One of the most anticipated games in 2014 was Destiny. And, o, boy, were we excited! The trailer for the game that we saw was so intense, action-packed but also did a great job to flesh out the player characters and make them feel like real people that have been killing aliens together for many years. However, this is was all a farce. Well, not exactly a farce in its basic sense, but farcical for sure. Destiny tried to be the best crossover game ever, but ended up being, well, half-baked.
That Wizard Came from the Moon
One of the things that led to players genuinely disliking Destiny is because it tried to be so much, but ended not being really anything. The game tried to create a huge player base and appeal to players cross platforms and game genres, but it stretched itself too thin. Destiny failed to flesh out most of what makes other genres interesting and fun to play, which is why the audiences decided to go elsewhere.
But Destiny isn’t all that bad. There are lots of good things to be said about this game. On the fundamental level, Destiny is incredibly well put together. Mechanically, this game harkens back to the days of CoD 4, when a lot of thought was put into the way a game plays out. Fundamentally, Destiny is an FPS with RPG elements, such a loot, classes and skills. There are three classes, Titan, Ranger and Warlock, with their own armor and weapons preference, and their own special skills. The game has you with two other friends engage in raids where you shoot monsters and kill bosses, all the while following your destiny as a Guardian along a 12-hour-long campaign. The enemies are diverse, divided into four different races with their own skills and tactics, pushing the player to stick and move, and to come up with different ways to beat them.
In the graphics department, Destiny looks amazing. It is sort of open world, or, rather, tries to give you an illusion of one, and we don’t mind it at all. The textures and the character models loos superb, the lighting is outstanding and the special effects really give your weapons and skill impact.
However, Destiny suffers from bullet-sponge bosses, mediocre skill trees and poor loot drops. The campaign lasts 12 hours because the bosses you have to kill are incredibly vital, but not at all challenging nor dangerous. The story is told in cutscenes, but those cutscenes are short and don’t tell you much. The frequency of good loot is subpar, and you have to grind a lot to get what you want.
Destiny is an online game, mind you, and it doesn’t do that right either. There is no way you can communicate with other payers, outside of dancing and gesticulating. On the other hand, you can talk to people on your raid team, but there’s no real need to communicate, because the game feels more like you’re shooting at things with your friends than really coming up with strategies to beat the enemy.
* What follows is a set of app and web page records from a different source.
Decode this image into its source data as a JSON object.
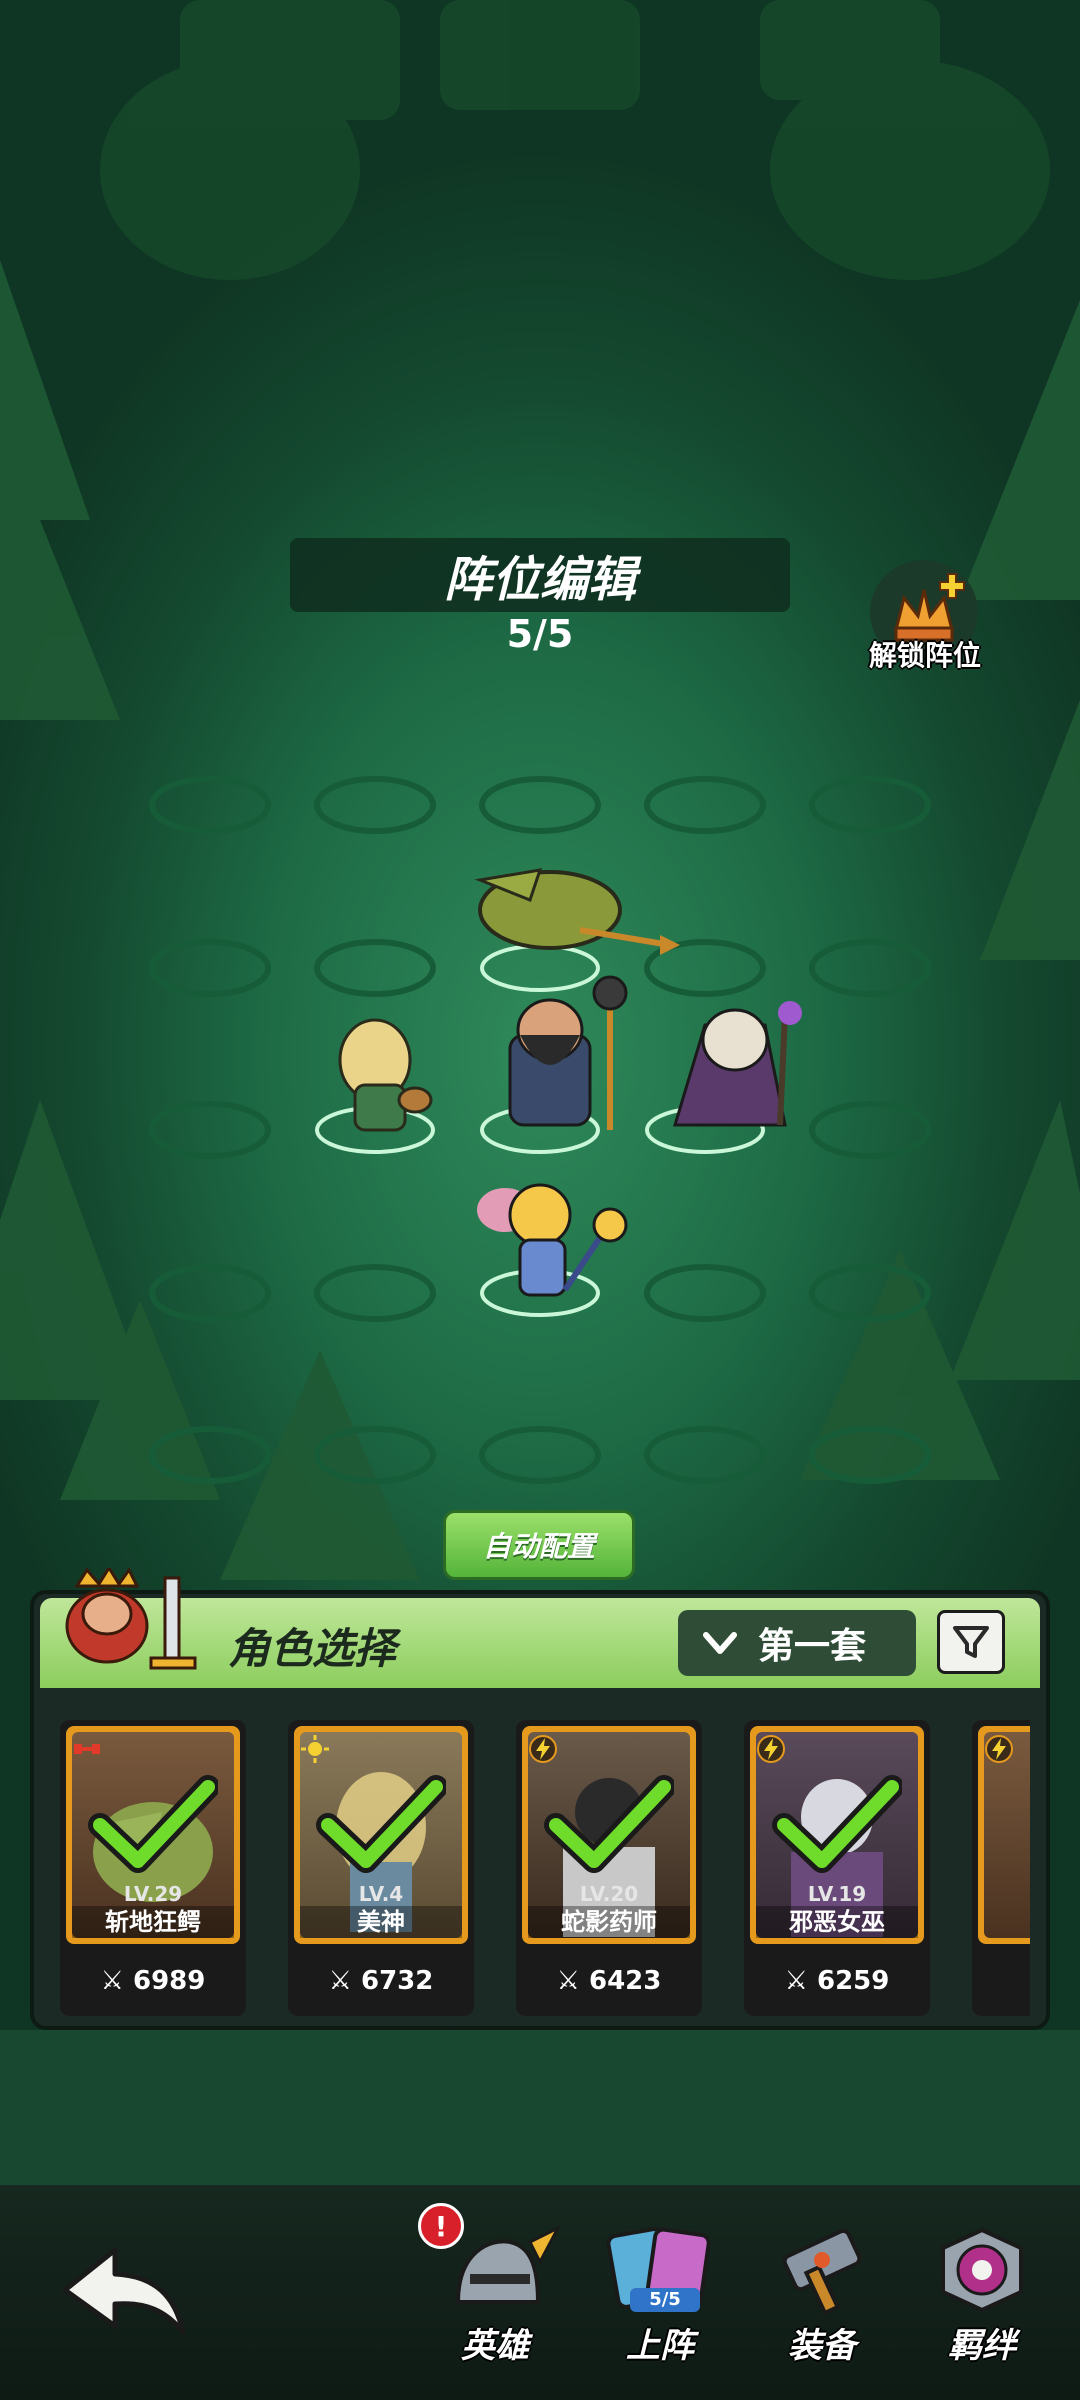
{
  "formation": {
    "title": "阵位编辑",
    "count": "5/5",
    "unlock_label": "解锁阵位",
    "auto_button": "自动配置"
  },
  "selection_panel": {
    "title": "角色选择",
    "set_selected": "第一套",
    "cards": [
      {
        "level": "LV.29",
        "name": "斩地狂鳄",
        "power": "6989",
        "selected": true
      },
      {
        "level": "LV.4",
        "name": "美神",
        "power": "6732",
        "selected": true
      },
      {
        "level": "LV.20",
        "name": "蛇影药师",
        "power": "6423",
        "selected": true
      },
      {
        "level": "LV.19",
        "name": "邪恶女巫",
        "power": "6259",
        "selected": true
      }
    ]
  },
  "nav": {
    "heroes": "英雄",
    "deploy": "上阵",
    "deploy_count": "5/5",
    "equipment": "装备",
    "bonds": "羁绊",
    "heroes_alert": "!"
  },
  "colors": {
    "accent_green": "#54b43a",
    "check_green": "#6fdc2c",
    "card_frame": "#e59a1e",
    "alert_red": "#d8202a"
  }
}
In the end, Destiny is all, but nothing at the same time. It looks good and plays good, but it has some flaws that make it not so very interesting to play. Luckily, it’s 2017, and a number of DLCs came out (like The Taken King) that fixed some of these issues. We just hope Bungee learned from their mistakes for Destiny 2.